October 12, 2022

Should I open another practice location?

Are you considering opening another practice location?


In considering opening a new practice location, you must answer the following three questions:

  1. Why do I want to open a new office?
  2. How much will it cost to operate a new office?
  3. What level of daily production / collections are necessary to ‘break even’?

Let’s drill down on each one of these three questions to better understand why I recommend you answer them before opening a new location.

Why do I want to open a new office? It is vital that you clearly understand the reasons for opening a new office. For example, an orthodontic dentist wanted to open a new location in the college town 30 miles away from her current office. The purpose of this strategy was to access the families working and attending this large state university.

After identifying her target market, she performed the following tasks as part of her business plan:

  • She identified the size of this market and the current dentists serving them. Was the market large enough to support another dentist?
  • She surveyed the pricing of her competition. Was her pricing and services competitive or would she have to adjust?
  • She searched for an office location close to her market. It can be tough to find the right location at the right price!

How much will it cost to operate the new office? Now it is time to ‘sweat the details! You need to think seriously about operating hours, staffing, projected revenue streams and occupancy expenses. Everything you need in your current location will likely be needed in your new office.

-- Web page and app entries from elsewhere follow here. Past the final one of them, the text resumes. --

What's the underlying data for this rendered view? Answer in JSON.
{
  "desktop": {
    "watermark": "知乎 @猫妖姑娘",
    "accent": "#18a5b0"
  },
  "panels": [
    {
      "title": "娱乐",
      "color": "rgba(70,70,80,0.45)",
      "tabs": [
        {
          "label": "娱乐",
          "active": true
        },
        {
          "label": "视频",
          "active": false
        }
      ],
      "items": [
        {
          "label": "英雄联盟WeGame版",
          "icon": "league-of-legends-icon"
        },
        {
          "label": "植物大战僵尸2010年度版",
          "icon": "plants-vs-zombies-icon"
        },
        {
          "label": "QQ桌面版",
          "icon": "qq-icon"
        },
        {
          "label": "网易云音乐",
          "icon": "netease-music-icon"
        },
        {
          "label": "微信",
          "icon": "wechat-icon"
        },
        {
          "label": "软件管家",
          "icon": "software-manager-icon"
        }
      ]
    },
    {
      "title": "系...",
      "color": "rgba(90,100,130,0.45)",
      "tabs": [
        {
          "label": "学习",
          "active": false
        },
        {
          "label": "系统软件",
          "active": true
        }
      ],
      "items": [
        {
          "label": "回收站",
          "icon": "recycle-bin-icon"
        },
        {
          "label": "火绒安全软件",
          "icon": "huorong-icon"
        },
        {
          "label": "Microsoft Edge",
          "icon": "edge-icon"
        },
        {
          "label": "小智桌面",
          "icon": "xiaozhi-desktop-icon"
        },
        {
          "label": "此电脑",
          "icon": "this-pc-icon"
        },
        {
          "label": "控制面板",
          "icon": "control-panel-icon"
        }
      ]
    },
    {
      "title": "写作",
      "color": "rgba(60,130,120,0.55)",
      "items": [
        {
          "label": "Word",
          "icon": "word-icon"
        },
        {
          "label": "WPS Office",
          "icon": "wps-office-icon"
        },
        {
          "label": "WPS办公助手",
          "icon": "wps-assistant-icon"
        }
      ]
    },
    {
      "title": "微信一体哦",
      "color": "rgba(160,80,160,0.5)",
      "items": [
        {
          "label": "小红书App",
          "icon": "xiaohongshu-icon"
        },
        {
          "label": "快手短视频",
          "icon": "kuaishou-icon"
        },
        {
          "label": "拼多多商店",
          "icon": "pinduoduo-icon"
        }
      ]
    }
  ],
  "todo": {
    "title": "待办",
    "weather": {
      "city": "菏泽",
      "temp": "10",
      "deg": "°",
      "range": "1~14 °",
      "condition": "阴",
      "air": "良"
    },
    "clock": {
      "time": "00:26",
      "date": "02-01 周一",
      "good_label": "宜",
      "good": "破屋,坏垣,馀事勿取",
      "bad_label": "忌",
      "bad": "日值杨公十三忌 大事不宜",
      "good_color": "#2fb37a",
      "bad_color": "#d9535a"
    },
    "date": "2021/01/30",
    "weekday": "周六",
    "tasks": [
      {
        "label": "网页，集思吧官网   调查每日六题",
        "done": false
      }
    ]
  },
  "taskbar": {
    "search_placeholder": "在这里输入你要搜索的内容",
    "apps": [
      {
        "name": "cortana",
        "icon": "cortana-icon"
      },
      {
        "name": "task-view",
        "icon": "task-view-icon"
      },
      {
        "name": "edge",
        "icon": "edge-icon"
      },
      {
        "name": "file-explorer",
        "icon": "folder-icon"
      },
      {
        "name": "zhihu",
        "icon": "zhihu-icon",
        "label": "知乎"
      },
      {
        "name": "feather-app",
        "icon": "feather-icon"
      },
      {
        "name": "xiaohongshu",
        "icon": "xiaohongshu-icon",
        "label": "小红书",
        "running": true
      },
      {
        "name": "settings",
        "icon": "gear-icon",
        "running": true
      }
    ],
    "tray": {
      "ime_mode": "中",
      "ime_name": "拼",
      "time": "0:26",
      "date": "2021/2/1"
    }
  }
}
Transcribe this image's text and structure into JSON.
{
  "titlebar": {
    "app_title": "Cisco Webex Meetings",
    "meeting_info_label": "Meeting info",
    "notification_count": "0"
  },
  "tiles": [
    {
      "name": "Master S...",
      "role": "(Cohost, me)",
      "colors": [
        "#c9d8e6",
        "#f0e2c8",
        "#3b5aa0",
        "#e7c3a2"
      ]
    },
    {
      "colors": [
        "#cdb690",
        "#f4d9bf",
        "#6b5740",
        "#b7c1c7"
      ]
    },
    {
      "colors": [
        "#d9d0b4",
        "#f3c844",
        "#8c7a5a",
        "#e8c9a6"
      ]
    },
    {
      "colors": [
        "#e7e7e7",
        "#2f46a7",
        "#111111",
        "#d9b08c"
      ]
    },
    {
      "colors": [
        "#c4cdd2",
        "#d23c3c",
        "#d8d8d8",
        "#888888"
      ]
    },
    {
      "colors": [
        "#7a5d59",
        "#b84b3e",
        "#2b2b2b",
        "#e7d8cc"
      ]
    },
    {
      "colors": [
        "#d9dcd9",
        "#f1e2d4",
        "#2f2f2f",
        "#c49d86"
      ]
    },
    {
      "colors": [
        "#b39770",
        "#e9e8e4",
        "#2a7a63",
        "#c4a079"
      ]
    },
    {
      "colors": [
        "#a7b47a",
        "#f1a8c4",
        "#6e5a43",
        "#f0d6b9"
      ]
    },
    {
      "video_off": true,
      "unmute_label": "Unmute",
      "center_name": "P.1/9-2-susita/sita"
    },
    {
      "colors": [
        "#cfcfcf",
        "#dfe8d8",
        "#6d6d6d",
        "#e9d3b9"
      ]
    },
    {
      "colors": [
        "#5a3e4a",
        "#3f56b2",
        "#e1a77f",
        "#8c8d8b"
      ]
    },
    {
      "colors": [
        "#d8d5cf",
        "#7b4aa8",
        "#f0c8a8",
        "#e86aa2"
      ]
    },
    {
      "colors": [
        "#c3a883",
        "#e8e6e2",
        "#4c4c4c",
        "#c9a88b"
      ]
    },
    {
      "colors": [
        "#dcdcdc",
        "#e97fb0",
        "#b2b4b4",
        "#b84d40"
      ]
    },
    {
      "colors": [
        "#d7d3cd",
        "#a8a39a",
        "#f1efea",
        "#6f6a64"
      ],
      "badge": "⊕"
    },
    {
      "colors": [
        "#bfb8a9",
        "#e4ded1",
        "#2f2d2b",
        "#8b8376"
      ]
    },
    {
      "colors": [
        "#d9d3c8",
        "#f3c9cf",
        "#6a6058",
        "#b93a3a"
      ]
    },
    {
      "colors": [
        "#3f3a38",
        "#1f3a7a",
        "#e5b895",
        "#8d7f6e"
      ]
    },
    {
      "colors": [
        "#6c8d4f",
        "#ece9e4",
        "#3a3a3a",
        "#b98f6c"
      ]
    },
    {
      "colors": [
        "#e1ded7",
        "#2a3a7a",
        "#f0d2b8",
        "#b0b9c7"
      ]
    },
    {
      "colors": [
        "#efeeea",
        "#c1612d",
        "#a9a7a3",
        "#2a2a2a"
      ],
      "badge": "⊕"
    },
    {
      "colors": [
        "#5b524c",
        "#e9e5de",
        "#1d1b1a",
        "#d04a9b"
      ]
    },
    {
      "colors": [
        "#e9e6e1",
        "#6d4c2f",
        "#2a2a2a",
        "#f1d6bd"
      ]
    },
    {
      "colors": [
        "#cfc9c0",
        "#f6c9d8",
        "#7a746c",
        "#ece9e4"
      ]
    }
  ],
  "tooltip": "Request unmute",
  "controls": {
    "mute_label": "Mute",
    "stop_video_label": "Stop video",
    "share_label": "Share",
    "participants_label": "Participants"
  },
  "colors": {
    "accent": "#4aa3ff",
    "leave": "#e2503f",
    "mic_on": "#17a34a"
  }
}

There will also be a number of one-time expenses to consider:

  • marketing expenses in the first year to promote the new location to your target market
  • Legal expenses to lease/purchase the office
  • Expenses to build-out and furnish operatories, lab and waiting room
  • Equipment purchases with financing costs

What level of production/collections are necessary to ‘break even’? Every business plan should have a break-even point with targeted revenues and profits for each year for the first five years of operations.Your CPA is in the best position to put together this projection and it is worth his time and expense to know your targets!

By having this projection, you will know every month if you are making progress towards achieving your short-term and long-term goals. Be prepared to make changes to adjust to changing market conditions!

One last word of advice; you must be fully committed to make a new office profitable and a long-term success. If you are not working additional hours in the first six months of operation, you are likely not working hard enough! However, with this hard work and careful planning, a new office can provide a significant boost to your profits and financial security!

Still have questions? Please reach out to any of Buckingham’s Practice Integration Advisors. We are here to help!

For informational and educational purposes only and should not be construed as specific investment, accounting, legal, or tax advice. Certain information is based upon third party information which may become outdated or otherwise superseded without notice. Third party information is deemed to be reliable, but its accuracy and completeness cannot be guaranteed. Individuals should speak with a qualified financial professional based on their own circumstances. The opinions expressed here are their own and may not accurately reflect those of Buckingham Strategic Wealth®. R-22-4517

About the Author

Michael McAninch

Practice Integration Advisor

As a practice integration advisor with Buckingham Strategic Wealth, Mike helps clients develop a plan, which he sees as a roadmap to financial goals and objectives. Mike specializes in the implementation of strategies for business and personal cash flow tax efficient saving, income and estate tax planning, personal and professional debt review, and business transition planning and execution.